Start of Data excerpts

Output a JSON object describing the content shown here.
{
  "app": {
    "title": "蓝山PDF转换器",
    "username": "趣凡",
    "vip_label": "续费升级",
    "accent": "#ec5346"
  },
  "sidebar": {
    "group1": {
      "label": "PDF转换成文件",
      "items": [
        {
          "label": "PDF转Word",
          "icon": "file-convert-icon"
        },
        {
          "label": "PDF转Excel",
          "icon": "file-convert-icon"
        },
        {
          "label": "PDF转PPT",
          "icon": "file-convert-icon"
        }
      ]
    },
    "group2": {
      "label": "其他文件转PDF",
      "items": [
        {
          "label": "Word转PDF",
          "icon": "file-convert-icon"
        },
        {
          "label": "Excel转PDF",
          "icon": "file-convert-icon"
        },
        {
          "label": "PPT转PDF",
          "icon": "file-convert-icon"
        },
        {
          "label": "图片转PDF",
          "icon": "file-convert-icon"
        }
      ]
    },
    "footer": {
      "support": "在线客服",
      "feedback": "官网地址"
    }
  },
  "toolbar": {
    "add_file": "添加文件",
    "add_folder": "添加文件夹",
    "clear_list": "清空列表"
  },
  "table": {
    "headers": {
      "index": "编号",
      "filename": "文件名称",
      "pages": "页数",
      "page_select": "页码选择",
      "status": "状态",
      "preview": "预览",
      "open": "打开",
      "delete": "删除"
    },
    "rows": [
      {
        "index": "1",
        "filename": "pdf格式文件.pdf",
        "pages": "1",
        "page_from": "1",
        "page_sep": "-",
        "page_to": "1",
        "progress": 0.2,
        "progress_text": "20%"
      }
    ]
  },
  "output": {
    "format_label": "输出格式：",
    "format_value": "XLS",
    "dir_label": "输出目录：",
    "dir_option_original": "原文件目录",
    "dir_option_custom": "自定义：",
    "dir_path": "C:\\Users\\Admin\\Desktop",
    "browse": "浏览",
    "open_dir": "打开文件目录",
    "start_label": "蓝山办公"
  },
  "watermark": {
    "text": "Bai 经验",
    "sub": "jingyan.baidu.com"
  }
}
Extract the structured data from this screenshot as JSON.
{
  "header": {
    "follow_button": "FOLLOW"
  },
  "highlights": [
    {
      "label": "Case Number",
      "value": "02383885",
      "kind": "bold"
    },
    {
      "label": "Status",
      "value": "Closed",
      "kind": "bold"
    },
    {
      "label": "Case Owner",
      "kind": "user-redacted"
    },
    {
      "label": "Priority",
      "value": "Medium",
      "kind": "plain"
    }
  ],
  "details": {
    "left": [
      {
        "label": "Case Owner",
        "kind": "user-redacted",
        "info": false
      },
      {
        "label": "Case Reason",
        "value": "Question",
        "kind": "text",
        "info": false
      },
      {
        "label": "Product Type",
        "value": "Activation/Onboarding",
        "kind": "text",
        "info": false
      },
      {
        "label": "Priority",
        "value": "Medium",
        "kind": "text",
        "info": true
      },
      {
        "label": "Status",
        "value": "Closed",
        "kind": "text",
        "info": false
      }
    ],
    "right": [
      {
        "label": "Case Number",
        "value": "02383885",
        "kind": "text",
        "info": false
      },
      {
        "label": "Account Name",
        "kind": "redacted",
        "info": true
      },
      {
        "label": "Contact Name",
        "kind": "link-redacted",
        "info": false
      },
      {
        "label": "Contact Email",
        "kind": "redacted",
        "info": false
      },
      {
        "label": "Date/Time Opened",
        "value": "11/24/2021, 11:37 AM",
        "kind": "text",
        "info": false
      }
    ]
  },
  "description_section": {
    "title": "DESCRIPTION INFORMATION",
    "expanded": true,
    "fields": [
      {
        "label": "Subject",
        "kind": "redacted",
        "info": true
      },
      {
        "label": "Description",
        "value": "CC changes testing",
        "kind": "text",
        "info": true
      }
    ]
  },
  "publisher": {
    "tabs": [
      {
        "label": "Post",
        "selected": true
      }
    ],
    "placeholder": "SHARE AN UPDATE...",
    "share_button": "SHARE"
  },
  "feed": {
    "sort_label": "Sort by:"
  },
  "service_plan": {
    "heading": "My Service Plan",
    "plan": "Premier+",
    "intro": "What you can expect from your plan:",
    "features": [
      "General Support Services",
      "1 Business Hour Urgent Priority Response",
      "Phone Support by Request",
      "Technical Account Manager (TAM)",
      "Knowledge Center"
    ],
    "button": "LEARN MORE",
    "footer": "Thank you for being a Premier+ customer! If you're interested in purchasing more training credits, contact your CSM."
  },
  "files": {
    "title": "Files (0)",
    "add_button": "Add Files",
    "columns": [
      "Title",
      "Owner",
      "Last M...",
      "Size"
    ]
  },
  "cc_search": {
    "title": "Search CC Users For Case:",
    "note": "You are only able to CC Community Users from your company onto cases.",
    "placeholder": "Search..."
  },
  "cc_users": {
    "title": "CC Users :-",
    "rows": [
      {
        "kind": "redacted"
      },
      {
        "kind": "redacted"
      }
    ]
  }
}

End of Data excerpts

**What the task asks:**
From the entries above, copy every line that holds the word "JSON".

**Solution to the exercise:**
Output a JSON object describing the content shown here.
Extract the structured data from this screenshot as JSON.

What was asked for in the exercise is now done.